## INPUT DATA
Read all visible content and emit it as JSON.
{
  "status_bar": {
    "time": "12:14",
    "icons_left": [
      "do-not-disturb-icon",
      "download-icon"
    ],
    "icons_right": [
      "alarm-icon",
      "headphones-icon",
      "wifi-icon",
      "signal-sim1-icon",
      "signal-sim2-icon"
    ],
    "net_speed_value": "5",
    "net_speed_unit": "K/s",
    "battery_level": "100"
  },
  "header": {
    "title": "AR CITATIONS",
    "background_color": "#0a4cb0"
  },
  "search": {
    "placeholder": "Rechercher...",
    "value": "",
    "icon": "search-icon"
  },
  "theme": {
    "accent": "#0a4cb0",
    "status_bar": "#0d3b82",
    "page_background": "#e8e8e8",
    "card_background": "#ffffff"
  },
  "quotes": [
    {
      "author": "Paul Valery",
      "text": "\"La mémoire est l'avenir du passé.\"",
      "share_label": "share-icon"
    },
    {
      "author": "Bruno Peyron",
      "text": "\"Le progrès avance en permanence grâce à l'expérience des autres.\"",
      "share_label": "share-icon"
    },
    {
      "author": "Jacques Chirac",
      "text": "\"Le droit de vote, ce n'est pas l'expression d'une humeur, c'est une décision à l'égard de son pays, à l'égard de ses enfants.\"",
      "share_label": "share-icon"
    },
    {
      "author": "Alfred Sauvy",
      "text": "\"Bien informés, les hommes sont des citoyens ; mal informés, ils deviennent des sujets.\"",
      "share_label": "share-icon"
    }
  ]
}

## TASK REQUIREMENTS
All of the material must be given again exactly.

## WORKED SOLUTION
Read all visible content and emit it as JSON.
{
  "status_bar": {
    "time": "12:14",
    "icons_left": [
      "do-not-disturb-icon",
      "download-icon"
    ],
    "icons_right": [
      "alarm-icon",
      "headphones-icon",
      "wifi-icon",
      "signal-sim1-icon",
      "signal-sim2-icon"
    ],
    "net_speed_value": "5",
    "net_speed_unit": "K/s",
    "battery_level": "100"
  },
  "header": {
    "title": "AR CITATIONS",
    "background_color": "#0a4cb0"
  },
  "search": {
    "placeholder": "Rechercher...",
    "value": "",
    "icon": "search-icon"
  },
  "theme": {
    "accent": "#0a4cb0",
    "status_bar": "#0d3b82",
    "page_background": "#e8e8e8",
    "card_background": "#ffffff"
  },
  "quotes": [
    {
      "author": "Paul Valery",
      "text": "\"La mémoire est l'avenir du passé.\"",
      "share_label": "share-icon"
    },
    {
      "author": "Bruno Peyron",
      "text": "\"Le progrès avance en permanence grâce à l'expérience des autres.\"",
      "share_label": "share-icon"
    },
    {
      "author": "Jacques Chirac",
      "text": "\"Le droit de vote, ce n'est pas l'expression d'une humeur, c'est une décision à l'égard de son pays, à l'égard de ses enfants.\"",
      "share_label": "share-icon"
    },
    {
      "author": "Alfred Sauvy",
      "text": "\"Bien informés, les hommes sont des citoyens ; mal informés, ils deviennent des sujets.\"",
      "share_label": "share-icon"
    }
  ]
}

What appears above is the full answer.